|Case Studies - Case two:
BEEHIVE BURNERS POLLUTION - Bulkley Valley, BC, 2000
A health study conducted by the BC government revealed that beehive burners and other sources of particulate matter are causing increased deaths, hospitalizations, emergency room visits and the loss of work and school days by people with respiratory ailments. The health costs, annually, are estimated at over $70 million. Beehive burners were closed down in the United States over 30 years ago.
In late 1995, the NDP government introduced a new regulation that required all polluting beehive burners near B.C. communities to shut down by December 31, 1997.
Since that date the government has given repeated extensions to the companies operating beehive burners, most recently with an amendment to the regulation made in July 2000 that permits 22 burners to keep polluting (Also, the Tax Shift Pilot Project announced on July 17, although ostensibly aimed at a complete phase-out of burners, in effect gives the polluters anther 4 years to get rid of them.!)
This backtracking not only creates prolonged risk of the increased number of premature deaths in B.C., it also puts the responsible timber companies who shut their burners down at a competitive disadvantage against their rivals who have dragged their heels in failing to comply with the old law, while lobbying successfully to have the law changed.
These days, on behalf of three residents of the Bulkley Valley, Sierra Legal is appealing permits for three beehive woodwaste burners that produce particulate pollution known to be harmful to human health. Before the Environmental Appeal Board, Tim Howard, a Sierra Legal lawyer, assisted by Dr. Amir Attaran, argues that the permits should be revoked because of the burners negative health effects. They also argue, for the first time in legal history, that because the pollution has a greater effect on both young and elderly people, it is discriminatory, and contravenes Canadas Charter of Rights and Freedoms!
Thirty members of the public rallied in support of revoking the permits on the first day of the hearing.

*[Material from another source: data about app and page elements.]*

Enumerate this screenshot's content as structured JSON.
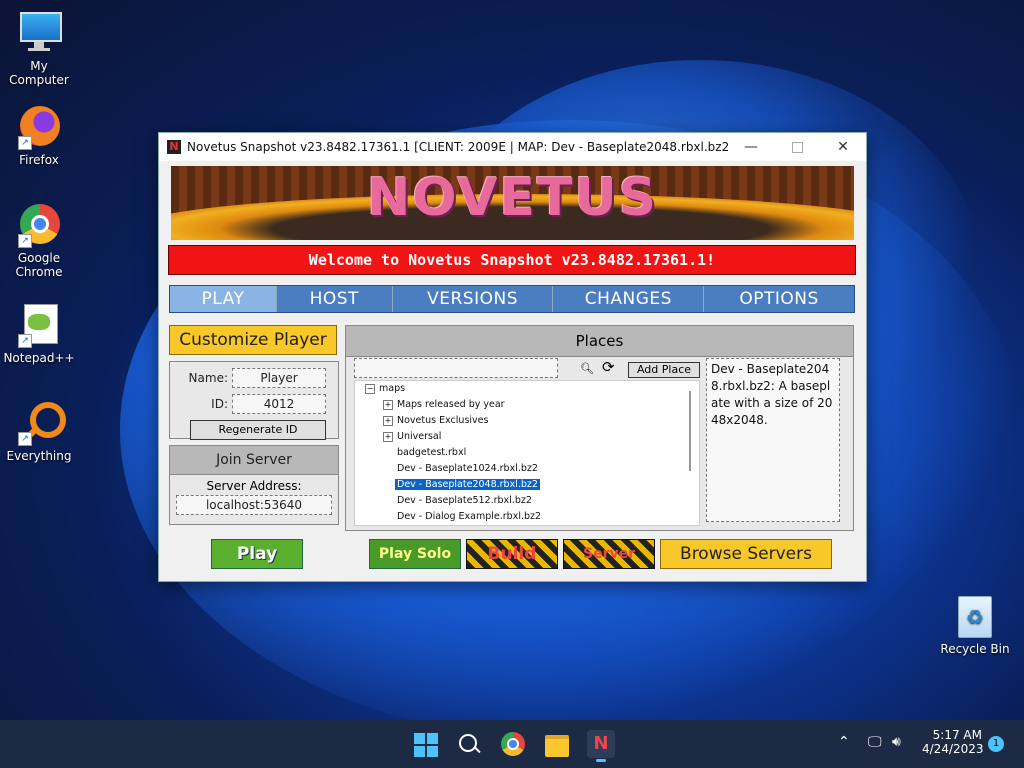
{
  "desktop": {
    "icons": [
      {
        "label": "My Computer"
      },
      {
        "label": "Firefox"
      },
      {
        "label": "Google Chrome"
      },
      {
        "label": "Notepad++"
      },
      {
        "label": "Everything"
      }
    ],
    "recycle_bin": "Recycle Bin"
  },
  "window": {
    "title": "Novetus Snapshot v23.8482.17361.1 [CLIENT: 2009E | MAP: Dev - Baseplate2048.rbxl.bz2]",
    "banner_logo": "NOVETUS",
    "welcome": "Welcome to Novetus Snapshot v23.8482.17361.1!",
    "tabs": [
      "PLAY",
      "HOST",
      "VERSIONS",
      "CHANGES",
      "OPTIONS"
    ],
    "active_tab": "PLAY",
    "customize_player": "Customize Player",
    "name_label": "Name:",
    "name_value": "Player",
    "id_label": "ID:",
    "id_value": "4012",
    "regenerate_id": "Regenerate ID",
    "join_server": "Join Server",
    "server_address_label": "Server Address:",
    "server_address_value": "localhost:53640",
    "places_title": "Places",
    "add_place": "Add Place",
    "tree": {
      "root": "maps",
      "items": [
        {
          "label": "Maps released by year",
          "expandable": true
        },
        {
          "label": "Novetus Exclusives",
          "expandable": true
        },
        {
          "label": "Universal",
          "expandable": true
        },
        {
          "label": "badgetest.rbxl",
          "expandable": false
        },
        {
          "label": "Dev - Baseplate1024.rbxl.bz2",
          "expandable": false
        },
        {
          "label": "Dev - Baseplate2048.rbxl.bz2",
          "expandable": false,
          "selected": true
        },
        {
          "label": "Dev - Baseplate512.rbxl.bz2",
          "expandable": false
        },
        {
          "label": "Dev - Dialog Example.rbxl.bz2",
          "expandable": false
        }
      ]
    },
    "description": "Dev - Baseplate2048.rbxl.bz2: A baseplate with a size of 2048x2048.",
    "buttons": {
      "play": "Play",
      "play_solo": "Play Solo",
      "build": "Build",
      "server": "Server",
      "browse_servers": "Browse Servers"
    }
  },
  "taskbar": {
    "time": "5:17 AM",
    "date": "4/24/2023",
    "notification_count": "1"
  }
}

If successful, the appeal in the Bulkley Valley case could stand as a precedent for the shut down of not only the three burners in question, but also more than 20 burners across the province, much earlier than the Ministrys deadline of December 31, 2004 and thus save huge costs in lives, health and money.